Saving Lives Comes First

– Monday Week 5 of Lent –

“Jesus went to the Mount of Olives. Early in the morning he came again to the temple. All the people came to him and he sat down and began to teach them. The scribes and the Pharisees brought a woman who had been caught in adultery… ” [John 8:1-3]

The story of the woman caught in adultery is so well known, like the story of the Prodigal Son or the woman at the well. I have always been struck by the compassion of Jesus in dealing with a human being caught out in sexual sin. He doesn’t judge her but is merciful to her, forgiving her, as the father in the story of the Prodigal Son from last week had also done.

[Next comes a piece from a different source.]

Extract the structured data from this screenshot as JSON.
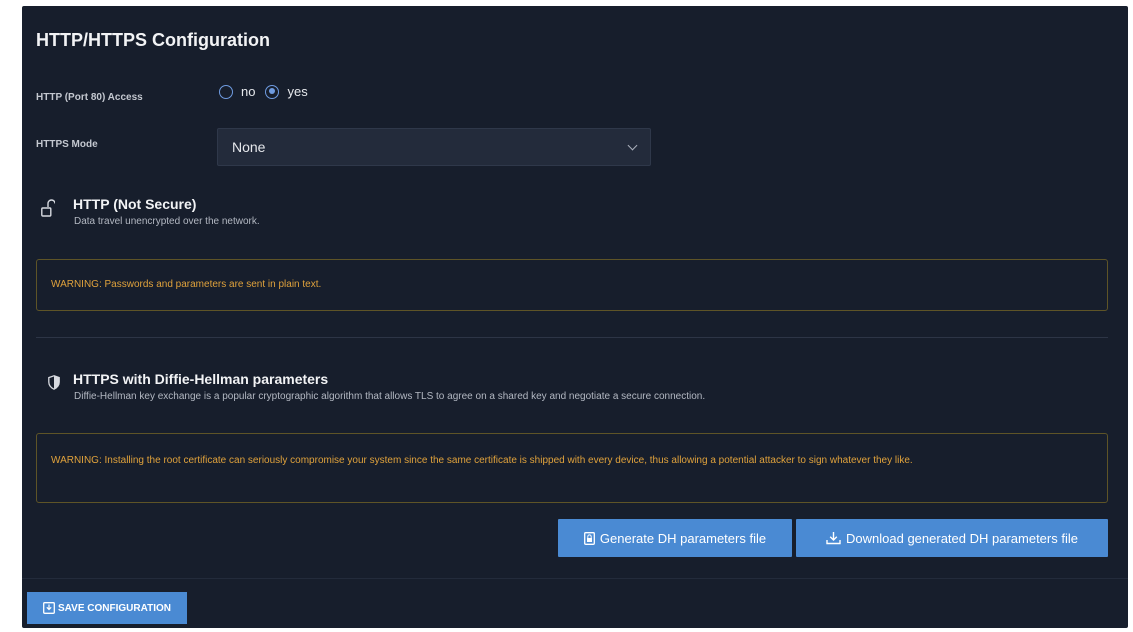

But in contemplating this story for a bit longer, it seemed that what Jesus did for the woman was much more basic than dispensing mercy.

First up, he is saving the woman’s life. She is about to be stoned to death. He focuses on her, puts himself lower than her as he writes on the ground, and doesn’t get caught up in an extended argument with those condemning her, leaving her overlooked.

Secondly, he mirrors back to the so-called “learned” men the hypocrisy of their judgmental position. For the Pharisees, this event was not about dispensing true justice.

Instead, they were only interested in trapping Jesus, hoping that whatever he might say would put him in the wrong. He would be accused of subverting the Mosaic law if he forbade the stoning. If he had agreed to stone her, he would lose the support of the ordinary people, who would have been offended and alienated by his strict adherence to the law. Jesus gives the woman back her life, and only then does he evaluate her behaviour, telling her to be on her way and live a better life. This evaluation is not just the tail end of the story, but saving her life, and restoring her to herself, is more critical and must take precedence over judgment and condemnation.

And I think this is what the Church is called to do; focus on the person first, relate to them, get on their side, give them back the life they are in danger of losing, and only then worry about helping them evaluate their behaviour.

“We look at the sky. The many stars, but when the morning comes, we don’t see the stars. Such is the mercy of God: it is a great light of love, of tenderness” (Pope Francis, Homily, April 7, 2014).


by Janiene Wilson

get the daily reflections sent directly to your email

Thank you, we'll be in touch soon

You can close this page now, or if you would like to learn more about us, check out our website.